- Task description
Please copy each line below that contains the string "caption".

[[ Data records, beginning ]]

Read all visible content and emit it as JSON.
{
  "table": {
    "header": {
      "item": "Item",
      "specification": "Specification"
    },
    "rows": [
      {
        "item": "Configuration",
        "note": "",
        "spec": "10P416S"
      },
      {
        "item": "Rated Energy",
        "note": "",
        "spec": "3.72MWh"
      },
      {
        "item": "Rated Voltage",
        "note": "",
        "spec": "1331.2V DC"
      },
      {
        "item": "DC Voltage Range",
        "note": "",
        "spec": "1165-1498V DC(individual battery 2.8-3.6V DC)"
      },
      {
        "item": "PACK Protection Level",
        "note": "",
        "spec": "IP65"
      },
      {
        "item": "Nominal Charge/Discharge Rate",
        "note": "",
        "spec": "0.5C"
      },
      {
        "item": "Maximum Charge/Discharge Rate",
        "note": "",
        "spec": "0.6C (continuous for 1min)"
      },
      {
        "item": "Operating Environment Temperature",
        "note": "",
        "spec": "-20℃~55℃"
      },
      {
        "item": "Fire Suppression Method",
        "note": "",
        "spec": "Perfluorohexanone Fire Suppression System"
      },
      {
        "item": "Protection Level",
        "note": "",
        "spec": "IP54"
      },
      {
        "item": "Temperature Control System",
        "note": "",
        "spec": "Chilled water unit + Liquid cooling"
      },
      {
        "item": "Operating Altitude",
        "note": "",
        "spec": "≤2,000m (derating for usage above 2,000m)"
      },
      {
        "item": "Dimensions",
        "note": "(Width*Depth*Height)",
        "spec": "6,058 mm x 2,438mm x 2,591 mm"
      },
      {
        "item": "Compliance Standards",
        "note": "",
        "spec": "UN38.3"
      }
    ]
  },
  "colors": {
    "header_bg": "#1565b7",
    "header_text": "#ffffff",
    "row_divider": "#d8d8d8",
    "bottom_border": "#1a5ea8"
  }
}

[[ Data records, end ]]
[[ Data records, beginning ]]

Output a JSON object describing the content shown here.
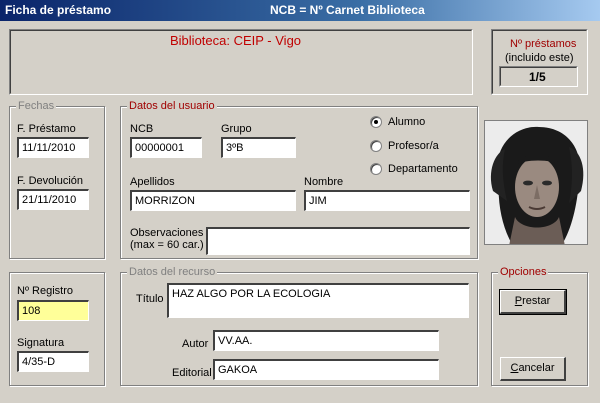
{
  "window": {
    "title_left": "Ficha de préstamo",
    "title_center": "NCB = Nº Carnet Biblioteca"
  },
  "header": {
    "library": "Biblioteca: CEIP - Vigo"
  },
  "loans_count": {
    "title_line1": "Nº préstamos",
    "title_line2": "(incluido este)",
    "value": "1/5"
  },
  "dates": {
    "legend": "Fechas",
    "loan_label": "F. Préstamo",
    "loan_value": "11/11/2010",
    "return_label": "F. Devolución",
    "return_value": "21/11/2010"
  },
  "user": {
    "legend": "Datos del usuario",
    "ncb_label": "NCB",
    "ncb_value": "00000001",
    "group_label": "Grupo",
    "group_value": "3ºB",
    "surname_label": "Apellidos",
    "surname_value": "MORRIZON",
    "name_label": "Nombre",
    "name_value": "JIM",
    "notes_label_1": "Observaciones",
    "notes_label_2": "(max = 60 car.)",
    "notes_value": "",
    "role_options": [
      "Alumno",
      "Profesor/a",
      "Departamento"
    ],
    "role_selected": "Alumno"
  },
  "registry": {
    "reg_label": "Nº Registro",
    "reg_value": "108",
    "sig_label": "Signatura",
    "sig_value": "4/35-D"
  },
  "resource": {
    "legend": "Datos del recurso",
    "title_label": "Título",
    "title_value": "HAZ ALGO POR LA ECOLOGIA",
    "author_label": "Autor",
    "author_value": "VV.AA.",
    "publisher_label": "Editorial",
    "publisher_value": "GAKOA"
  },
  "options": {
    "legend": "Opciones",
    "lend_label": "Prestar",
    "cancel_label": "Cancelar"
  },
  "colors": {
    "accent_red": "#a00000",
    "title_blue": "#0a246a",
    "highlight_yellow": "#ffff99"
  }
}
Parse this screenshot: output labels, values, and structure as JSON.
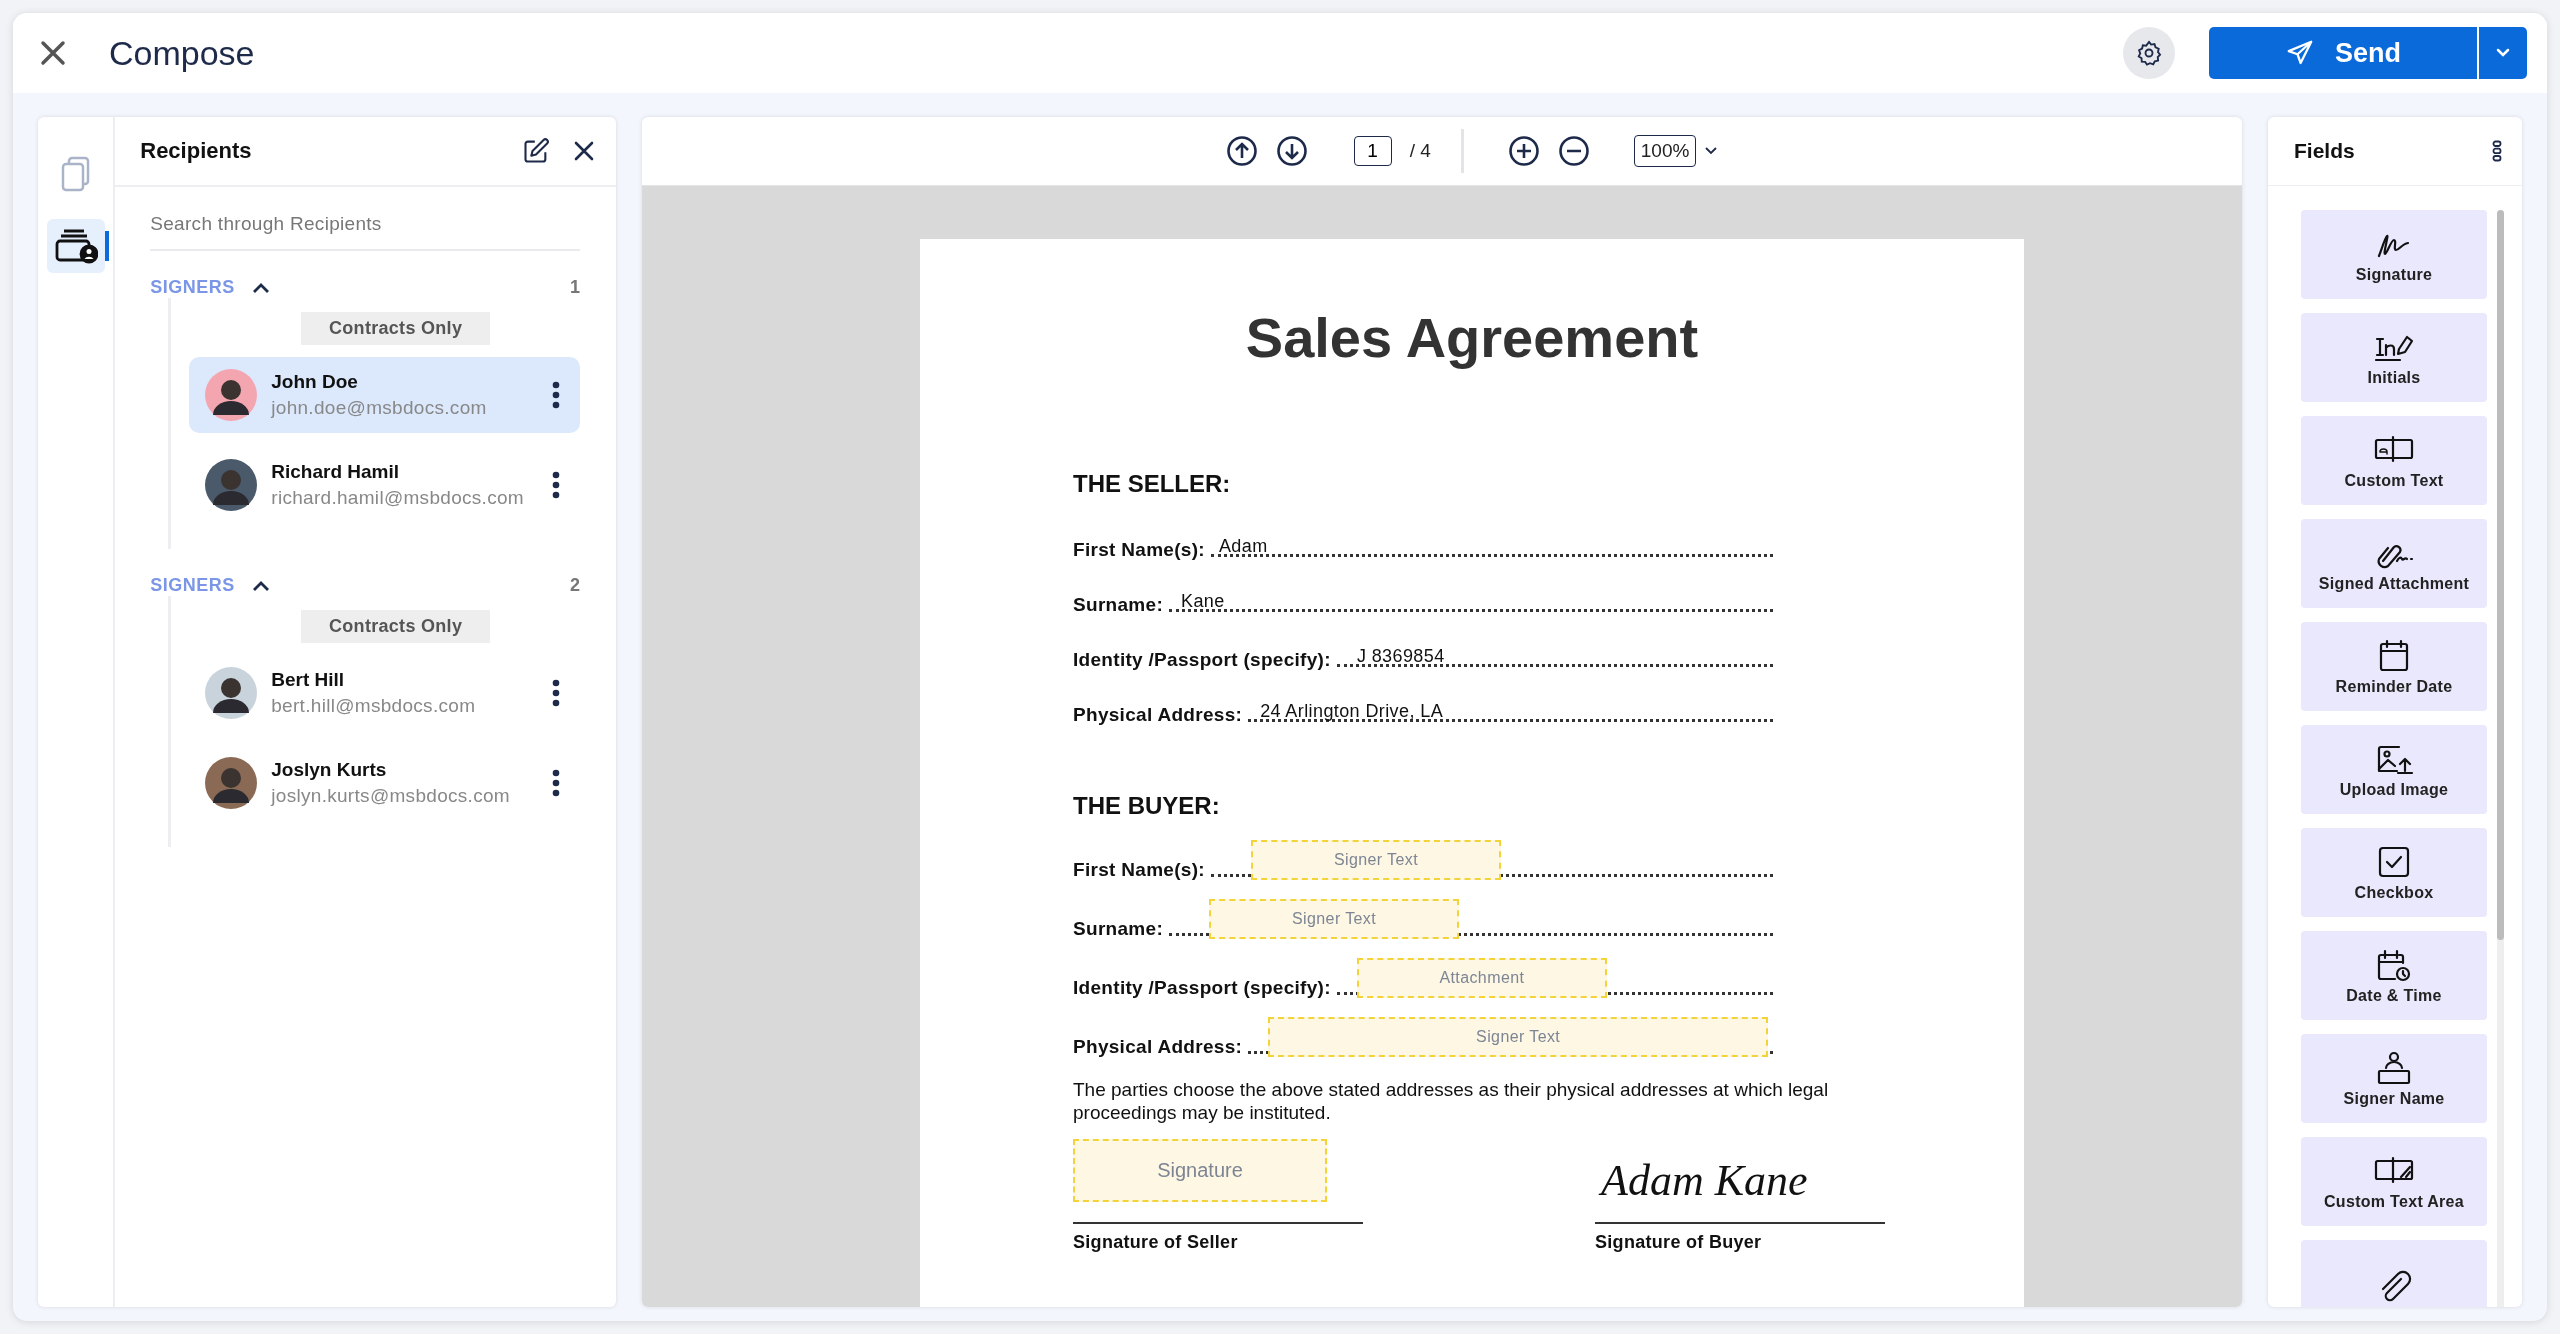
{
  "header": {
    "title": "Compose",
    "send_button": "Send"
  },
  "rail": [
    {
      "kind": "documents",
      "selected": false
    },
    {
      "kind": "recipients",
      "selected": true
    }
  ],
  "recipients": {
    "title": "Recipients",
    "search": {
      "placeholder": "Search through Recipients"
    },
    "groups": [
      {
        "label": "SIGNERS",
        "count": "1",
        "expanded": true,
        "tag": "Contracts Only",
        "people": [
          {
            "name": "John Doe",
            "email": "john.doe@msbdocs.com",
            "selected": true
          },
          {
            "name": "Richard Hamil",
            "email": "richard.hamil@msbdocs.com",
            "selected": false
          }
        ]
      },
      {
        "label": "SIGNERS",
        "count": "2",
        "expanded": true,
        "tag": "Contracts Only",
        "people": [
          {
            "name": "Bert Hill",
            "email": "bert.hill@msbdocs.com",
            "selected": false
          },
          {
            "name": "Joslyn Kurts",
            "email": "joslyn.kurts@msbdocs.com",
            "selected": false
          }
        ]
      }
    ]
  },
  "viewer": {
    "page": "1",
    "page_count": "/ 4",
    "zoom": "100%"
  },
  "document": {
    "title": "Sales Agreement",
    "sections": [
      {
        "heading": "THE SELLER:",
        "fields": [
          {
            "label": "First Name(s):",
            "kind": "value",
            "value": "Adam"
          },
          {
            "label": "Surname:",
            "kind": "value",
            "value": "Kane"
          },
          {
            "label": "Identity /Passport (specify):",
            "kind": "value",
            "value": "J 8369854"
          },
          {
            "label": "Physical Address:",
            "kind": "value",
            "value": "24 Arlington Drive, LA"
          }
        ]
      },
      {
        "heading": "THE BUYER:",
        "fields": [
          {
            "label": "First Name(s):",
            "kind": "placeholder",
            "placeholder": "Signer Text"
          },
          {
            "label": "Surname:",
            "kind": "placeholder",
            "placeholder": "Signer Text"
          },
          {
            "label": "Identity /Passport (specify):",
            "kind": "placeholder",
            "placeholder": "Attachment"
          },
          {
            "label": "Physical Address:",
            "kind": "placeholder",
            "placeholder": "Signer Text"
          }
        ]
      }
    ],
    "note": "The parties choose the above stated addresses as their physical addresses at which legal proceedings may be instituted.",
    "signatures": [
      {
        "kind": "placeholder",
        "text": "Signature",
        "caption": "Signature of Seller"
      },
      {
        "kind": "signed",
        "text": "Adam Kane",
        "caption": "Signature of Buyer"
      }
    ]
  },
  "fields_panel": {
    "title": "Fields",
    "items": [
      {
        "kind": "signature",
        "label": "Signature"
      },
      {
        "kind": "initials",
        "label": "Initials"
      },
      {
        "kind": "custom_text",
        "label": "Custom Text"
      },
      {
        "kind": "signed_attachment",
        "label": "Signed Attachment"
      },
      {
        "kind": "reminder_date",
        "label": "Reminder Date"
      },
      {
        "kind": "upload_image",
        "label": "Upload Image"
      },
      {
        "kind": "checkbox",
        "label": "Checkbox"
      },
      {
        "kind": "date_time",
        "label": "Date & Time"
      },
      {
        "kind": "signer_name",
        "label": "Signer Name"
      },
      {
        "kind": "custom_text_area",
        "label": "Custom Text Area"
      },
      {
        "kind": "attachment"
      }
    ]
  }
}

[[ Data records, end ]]
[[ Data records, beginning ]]

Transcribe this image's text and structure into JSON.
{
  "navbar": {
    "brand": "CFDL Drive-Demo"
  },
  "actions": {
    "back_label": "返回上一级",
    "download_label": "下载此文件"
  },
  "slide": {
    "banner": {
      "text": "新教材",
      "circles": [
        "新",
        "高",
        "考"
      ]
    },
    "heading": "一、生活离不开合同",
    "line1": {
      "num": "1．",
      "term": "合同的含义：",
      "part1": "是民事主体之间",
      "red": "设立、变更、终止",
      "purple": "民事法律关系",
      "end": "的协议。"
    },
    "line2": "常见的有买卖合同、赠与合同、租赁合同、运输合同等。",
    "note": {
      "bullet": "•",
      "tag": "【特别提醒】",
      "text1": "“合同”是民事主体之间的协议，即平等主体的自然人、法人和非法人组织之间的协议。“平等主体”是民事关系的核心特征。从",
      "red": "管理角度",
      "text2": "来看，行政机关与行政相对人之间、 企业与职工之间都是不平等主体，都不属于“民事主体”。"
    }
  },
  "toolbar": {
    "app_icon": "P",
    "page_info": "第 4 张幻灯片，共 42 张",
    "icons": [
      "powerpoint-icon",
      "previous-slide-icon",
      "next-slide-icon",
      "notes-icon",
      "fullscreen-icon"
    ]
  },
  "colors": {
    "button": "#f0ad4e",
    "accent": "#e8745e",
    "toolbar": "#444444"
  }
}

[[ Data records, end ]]

- Problem solution
        "caption": "Signature of Seller"
        "caption": "Signature of Buyer"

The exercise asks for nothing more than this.